Making the Bar/Bat Mitzvah Meaningful

Making the Bar/Bat Mitzvah Meaningful

Though the modern ritual of the Bar or Bat Mitzvah is a relatively recent invention, being more or less codified in the 14th century C.E. and achieving its egalitarian model in the early 20th, its roots are considerably older. The ancient books of Jewish law, such as the Mishnah, identify the age of legal and social responsibility as 13 as far back as 3000 years ago. This is certainly at odds with the laws of most modern societies where the age of majority tends to fall somewhere between 16 and 18 years. Considering the way 21st century cultures are structured, as pertaining to school, property and other legal and social matters, the gravity of the Bar and Bat Mitzvah ceremony has been diminished. For several generations now, religious law has not been synonymous with common law for Jews. The lack of responsibility and accountability for individuals of Bar or Bat Mitzvah age that results from this takes much, though not all, of the meaning away from the experience. It is the duty of Jewish parents to lend extra weight to the lives of their children after the Bar or Bat Mitzvah takes place.

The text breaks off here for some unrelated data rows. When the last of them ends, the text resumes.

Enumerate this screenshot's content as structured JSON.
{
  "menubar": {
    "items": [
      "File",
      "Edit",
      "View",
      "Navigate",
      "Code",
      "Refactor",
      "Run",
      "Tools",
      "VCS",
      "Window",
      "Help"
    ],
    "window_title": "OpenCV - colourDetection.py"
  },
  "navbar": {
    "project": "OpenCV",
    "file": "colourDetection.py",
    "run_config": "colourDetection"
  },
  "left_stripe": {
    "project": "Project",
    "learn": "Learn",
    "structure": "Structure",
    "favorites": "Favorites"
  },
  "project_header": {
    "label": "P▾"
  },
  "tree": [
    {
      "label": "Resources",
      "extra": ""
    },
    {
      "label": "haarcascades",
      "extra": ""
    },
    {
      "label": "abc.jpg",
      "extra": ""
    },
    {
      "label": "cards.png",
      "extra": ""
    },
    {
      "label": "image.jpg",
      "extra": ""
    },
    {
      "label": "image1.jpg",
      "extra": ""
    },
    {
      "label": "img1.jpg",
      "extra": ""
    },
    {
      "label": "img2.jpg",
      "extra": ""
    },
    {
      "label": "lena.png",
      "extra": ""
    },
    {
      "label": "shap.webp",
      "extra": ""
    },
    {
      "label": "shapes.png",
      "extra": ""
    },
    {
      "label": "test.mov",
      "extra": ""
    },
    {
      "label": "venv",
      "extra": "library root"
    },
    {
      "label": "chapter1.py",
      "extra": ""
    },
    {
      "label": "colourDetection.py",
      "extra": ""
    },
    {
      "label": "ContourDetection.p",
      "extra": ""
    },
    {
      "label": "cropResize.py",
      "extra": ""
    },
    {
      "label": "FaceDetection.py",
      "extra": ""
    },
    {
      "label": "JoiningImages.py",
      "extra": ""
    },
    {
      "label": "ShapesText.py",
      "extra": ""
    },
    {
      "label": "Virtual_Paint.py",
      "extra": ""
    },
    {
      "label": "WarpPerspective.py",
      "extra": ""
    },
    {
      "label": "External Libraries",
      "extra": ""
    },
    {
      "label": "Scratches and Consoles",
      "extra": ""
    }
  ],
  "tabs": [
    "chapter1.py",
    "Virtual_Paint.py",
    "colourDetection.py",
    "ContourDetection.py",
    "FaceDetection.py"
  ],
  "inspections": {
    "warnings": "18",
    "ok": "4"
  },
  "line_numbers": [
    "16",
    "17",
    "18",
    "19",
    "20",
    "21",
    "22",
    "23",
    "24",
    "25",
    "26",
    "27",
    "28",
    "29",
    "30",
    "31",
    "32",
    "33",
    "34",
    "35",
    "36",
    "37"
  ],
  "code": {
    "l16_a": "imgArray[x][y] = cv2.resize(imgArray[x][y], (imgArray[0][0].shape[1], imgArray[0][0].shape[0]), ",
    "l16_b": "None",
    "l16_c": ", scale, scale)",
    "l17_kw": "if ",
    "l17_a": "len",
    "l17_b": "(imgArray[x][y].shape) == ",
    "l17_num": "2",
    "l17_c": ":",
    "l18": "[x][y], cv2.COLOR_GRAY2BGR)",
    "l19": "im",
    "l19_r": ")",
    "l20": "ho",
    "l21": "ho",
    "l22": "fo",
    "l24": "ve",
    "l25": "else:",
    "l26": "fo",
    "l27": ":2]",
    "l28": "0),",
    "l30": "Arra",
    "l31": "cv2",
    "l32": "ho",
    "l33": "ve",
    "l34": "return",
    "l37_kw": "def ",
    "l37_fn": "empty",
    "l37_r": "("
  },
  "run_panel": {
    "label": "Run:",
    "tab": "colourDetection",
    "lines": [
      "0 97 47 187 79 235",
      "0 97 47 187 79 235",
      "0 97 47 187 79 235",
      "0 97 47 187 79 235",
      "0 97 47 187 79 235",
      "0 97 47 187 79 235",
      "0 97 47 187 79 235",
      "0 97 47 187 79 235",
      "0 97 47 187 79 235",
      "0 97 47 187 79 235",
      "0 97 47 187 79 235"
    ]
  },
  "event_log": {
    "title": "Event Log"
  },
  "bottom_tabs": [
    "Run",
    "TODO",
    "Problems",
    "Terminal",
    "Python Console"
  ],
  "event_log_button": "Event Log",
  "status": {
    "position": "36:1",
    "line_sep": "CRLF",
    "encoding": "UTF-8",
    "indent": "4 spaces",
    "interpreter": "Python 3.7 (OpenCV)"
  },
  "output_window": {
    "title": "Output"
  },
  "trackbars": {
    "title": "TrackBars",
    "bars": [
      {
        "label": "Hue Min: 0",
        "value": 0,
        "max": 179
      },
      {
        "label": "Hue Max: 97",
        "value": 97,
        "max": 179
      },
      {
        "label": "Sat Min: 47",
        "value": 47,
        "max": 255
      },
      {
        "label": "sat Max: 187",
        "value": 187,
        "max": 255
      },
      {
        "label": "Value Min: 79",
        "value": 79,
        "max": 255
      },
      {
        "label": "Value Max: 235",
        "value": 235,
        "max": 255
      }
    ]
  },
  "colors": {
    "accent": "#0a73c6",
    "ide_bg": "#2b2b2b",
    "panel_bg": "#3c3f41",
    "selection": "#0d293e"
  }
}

In order for the ostensible ascension to adulthood of the Bar and Bat Mitzvah to have an impact for the young person experiencing it, the ritual must be followed by an increase in both expectations from his or her parents and freedoms afforded by them. There are many ways to demonstrate this to a young person. Consider the following.

If a young person still has a set bedtime at age 13, the Bar or Bat Mitzvah is as good a time as any to remove it. The new freedom of choosing when to sleep can have a pretty big impact on a kid's sense of self-discipline. Sure, this will inevitably result in some sluggish mornings after staying up too late, but a few exhausting days at school will teach the invaluable lesson of getting proper rest for a good reason, not just because mom or dad said so.

The post Bar or Bat Mitzvah period is also a great time to start teaching practical life skills like cooking, cleaning and mending. There's no reason a 13-year-old can't learn to wash his or her own clothes, clean dishes and repair ripped clothes or broken possessions. These new lessons can also be a lot of fun and result in the youthful thrill of autonomy. A new Bar or Bat Mitzvah can certainly learn the basics of the kitchen where the reward for skill and attentiveness is immediate. There's nothing like successfully baking one's first batch of properly made cookies or having the know-how to make pizza from scratch. These are excellent lessons because through them freedom is a natural result of responsibility.

But the Bar and Bat Mitzvah ceremony is about more than marking the beginning of a young person's individual liberty and accountability, it's also about him or her stepping up to a more active role in his or her community. Introducing your child to volunteer opportunities in your city can show him or her how a responsible, mindful individual can make the world better through action. There are plenty of organizations that specialize in such experiences, like the Youth Volunteer Corps of America and the YouthNoise leadership program. Encouraging participation in a local temple youth group is also a way of promoting involvement in the Jewish community specifically.

These are just a few suggestions to get the ball rolling. What's important is that, as a parent, you recognize that the Bar and Bat Mitzvah are not just rituals from a bygone era, that there's real wisdom in compelling young adults to begin thinking and acting in a more grown-up fashion as early as is prudent. As parents it is our responsibility to prepare our children for life in the world and as Jews it is our responsibility to make sure that life is a good one.